The Scottish Government has revealed that it will set up a new independent authority to collect devolved taxes in Scotland from 2015.

According to the Revenue Scotland and Tax Powers Bill, published on Friday (13 December), a new authority, Revenue Scotland, will be set up to administer the two taxes to be devolved from April 2015: Land and Buildings Transaction Tax; and the proposed Scottish Landfill Tax.

Scottish Landfill Tax details

If UK Landfill Tax is replaced in Scotland from 1 April 2015 (as proposed in the Landfill Tax (Scotland) Bill), Revenue Scotland would assume responsibility for the administration of Landfill Tax from the UK government, and pay money received in the exercise of its functions into the ‘Scottish Consolidated Fund’. 

This in turn would ensure monies from Landfill Tax are paid into a 'Scottish communities fund', aimed at supporting ‘environmental organisations’ and assisting 'communities… in close proximity to landfill sites'. Further, landfill tax operators will be able to contribute 10 per cent more of their tax liability to the fund, in return for tax credits, than they would be able to under the UK limit as it will exist in 2014/15.

Notably, the bill will, for the first time, allow for tax to be recovered from landfill sites where waste has been disposed of illegally in the hopes of acting as a further deterrent to illegal dumping and encouraging the 'responsible, regulated disposal and treatment of waste'.

Revenue Scotland will also be able to delegate functions to Registers of Scotland and to the Scottish Environment Protection Agency, which already deal with registration of land transactions and with regulation of landfill. 

Speaking after laying the bill in Parliament, Finance Secretary John Swinney said: "Landfill Tax is an important driver for change in Scotland’s waste and resources management sector, making the price of landfill reflect its environmental and economic costs and helping to achieve a zero waste society and a circular economy where resources are valued.

"Scottish Landfill Tax will better align tax and environmental protection legislation, regulation and compliance regimes in Scotland.

"The Scottish Environment Protection Agency will administer the tax on behalf of Revenue Scotland, an efficient and effective Scottish solution that builds on established competence and experience here. Costs of administration are estimated to be lower than those proposed by Her Majesty’s Revenue and Customs (HMRC) for a like for like tax.

"The Scottish Landfill Tax is a further significant step towards establishing the principle that taxes paid in Scotland are best managed and set by those with Scotland’s interests in mind."
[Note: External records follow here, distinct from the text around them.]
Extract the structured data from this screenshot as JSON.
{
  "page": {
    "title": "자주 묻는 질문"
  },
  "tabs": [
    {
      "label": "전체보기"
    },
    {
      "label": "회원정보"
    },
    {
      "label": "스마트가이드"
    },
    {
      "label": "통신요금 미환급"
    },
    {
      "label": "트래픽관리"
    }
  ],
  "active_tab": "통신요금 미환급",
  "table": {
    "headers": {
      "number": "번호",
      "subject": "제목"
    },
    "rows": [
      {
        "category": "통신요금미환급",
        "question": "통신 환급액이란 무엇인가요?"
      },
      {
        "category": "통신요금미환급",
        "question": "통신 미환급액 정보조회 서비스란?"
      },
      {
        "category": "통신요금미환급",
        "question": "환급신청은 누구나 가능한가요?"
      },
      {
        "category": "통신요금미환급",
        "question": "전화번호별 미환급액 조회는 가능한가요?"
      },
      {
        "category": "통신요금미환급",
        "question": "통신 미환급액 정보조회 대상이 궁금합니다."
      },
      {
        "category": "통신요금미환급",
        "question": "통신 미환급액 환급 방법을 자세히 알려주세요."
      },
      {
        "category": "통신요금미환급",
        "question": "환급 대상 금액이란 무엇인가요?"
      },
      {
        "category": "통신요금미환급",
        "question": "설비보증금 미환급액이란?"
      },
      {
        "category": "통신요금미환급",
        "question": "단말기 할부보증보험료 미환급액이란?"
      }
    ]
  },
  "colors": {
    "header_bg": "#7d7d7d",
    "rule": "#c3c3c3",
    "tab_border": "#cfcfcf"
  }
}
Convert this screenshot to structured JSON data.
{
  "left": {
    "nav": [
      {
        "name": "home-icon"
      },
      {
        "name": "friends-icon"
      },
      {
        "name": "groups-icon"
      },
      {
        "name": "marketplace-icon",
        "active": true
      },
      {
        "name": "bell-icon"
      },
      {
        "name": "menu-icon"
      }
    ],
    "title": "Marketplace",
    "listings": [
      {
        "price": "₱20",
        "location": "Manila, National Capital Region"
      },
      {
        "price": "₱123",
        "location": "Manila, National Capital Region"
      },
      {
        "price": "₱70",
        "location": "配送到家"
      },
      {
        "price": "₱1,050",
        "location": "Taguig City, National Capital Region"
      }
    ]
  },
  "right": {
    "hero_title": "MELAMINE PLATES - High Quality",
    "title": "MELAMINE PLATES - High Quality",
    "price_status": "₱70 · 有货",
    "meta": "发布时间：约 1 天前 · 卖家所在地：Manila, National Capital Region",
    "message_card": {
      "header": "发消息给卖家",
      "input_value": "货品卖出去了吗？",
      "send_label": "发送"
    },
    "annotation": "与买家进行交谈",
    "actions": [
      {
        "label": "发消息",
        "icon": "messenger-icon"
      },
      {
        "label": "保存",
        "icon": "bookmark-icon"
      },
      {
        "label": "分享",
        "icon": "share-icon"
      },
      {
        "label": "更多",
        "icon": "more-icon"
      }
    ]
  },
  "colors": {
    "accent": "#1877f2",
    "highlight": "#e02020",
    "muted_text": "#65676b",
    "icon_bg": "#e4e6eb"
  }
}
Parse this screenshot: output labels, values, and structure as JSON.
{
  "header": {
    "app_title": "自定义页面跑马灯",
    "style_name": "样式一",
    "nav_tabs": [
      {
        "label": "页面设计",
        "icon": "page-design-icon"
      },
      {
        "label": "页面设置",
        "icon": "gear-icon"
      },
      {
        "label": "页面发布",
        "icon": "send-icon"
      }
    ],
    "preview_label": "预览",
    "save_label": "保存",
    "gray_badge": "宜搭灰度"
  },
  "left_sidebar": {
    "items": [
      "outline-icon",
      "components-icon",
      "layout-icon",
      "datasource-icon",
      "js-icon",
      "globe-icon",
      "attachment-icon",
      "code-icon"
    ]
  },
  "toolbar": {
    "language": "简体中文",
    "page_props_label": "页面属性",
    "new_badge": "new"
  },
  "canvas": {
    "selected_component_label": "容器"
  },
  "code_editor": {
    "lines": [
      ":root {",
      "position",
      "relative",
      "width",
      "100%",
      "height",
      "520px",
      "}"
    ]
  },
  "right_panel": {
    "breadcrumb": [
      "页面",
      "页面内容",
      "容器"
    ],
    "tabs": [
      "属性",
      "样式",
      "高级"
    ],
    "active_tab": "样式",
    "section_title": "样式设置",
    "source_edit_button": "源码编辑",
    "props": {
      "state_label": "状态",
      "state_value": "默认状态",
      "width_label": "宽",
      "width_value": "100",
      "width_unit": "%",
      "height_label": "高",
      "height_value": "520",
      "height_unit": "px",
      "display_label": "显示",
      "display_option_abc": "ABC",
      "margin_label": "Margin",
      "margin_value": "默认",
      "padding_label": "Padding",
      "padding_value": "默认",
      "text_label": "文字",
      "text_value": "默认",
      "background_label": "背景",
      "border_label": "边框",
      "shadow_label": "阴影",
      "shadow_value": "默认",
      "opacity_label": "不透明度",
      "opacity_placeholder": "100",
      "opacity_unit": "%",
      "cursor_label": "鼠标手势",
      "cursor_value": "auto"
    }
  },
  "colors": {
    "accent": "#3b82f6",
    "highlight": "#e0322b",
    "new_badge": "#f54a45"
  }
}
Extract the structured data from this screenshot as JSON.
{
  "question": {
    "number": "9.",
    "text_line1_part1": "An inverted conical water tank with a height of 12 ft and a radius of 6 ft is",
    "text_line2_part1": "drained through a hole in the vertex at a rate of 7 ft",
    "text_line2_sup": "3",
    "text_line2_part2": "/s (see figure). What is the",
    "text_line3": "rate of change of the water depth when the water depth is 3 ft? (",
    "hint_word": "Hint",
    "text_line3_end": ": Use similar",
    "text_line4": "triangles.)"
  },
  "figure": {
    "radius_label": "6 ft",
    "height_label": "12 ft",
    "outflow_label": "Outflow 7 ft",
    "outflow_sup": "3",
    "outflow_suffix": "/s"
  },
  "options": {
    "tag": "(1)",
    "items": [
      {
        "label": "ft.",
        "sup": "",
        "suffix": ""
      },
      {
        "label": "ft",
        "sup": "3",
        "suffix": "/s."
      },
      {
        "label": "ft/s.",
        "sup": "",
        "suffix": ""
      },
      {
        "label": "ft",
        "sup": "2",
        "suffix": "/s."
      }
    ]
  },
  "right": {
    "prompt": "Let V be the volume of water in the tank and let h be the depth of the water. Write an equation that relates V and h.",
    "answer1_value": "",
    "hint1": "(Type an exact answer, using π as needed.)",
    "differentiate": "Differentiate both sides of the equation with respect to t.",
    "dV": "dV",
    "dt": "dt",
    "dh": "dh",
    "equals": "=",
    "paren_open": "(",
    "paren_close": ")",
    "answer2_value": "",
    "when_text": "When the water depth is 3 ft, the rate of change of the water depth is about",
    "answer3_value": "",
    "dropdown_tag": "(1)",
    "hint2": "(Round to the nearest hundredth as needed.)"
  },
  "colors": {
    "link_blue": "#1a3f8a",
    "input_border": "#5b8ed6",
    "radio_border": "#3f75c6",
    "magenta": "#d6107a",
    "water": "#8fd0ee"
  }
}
The bill also provides a legal framework for the collection of taxes devolved under the Scotland Act 2012 and outlines rules to counteract tax avoidance, including a General Anti Avoidance Rule. This will allow Revenue Scotland to ‘make such adjustments as it considers just and reasonable to counteract the tax advantages that would… arise from a tax avoidance arrangement that is artificial’.

It is hoped that by devolving the Land and Buildings Transaction Tax and the proposed Scottish Landfill Tax, Scotland will raise approximately £400 million a year and ‘ensure [the] efficient collection’ of its taxes.

'We expect Scotland to collect a much wider range of taxes'

Swinney added: "This government will take a distinctly Scottish approach to taxation, including a vigorous approach to combatting tax avoidance.

"We firmly believe that decisions about Scotland’s taxes should be taken by the people of Scotland… In Revenue Scotland we will build a tax authority and a 21st-century tax system that meets the needs of our businesses and citizens. That system will also provide a foundation for future arrangements where we expect Scotland to collect a much wider range of taxes."

Any future devolved taxes will also be administered by Revenue Scotland.

Referring to the potential of Scotland becoming independent of the United Kingdom (a referendum for which will be held in September 2014), Swinney said: "Independence will allow us to design a simpler Scottish tax system which better meets the needs of Scotland’s economy... [T]his government is committed to building a tax system which stimulates the economy, builds social cohesion and sustains Scotland’s public services."

Wales could also control its own Landfill Tax

The Welsh Government could also soon be given powers to control around £3 billion of tax revenue, including that of Landfill Tax, after the UK government accepted several proposals to bring about the devolution of several financial powers, as part of a move to ‘give the Welsh Government the tools to make the right investments in Wales’.

Government will first have to consult the European Commission to confirm its detailed plans are compatible with EU state aid rules, however, as these set out ‘strict criteria for the extent of devolution of taxes within EU member states’.

Read the Revenue Scotland and Tax Powers Bill or find out more about the devolution of Landfill Tax in Scotland.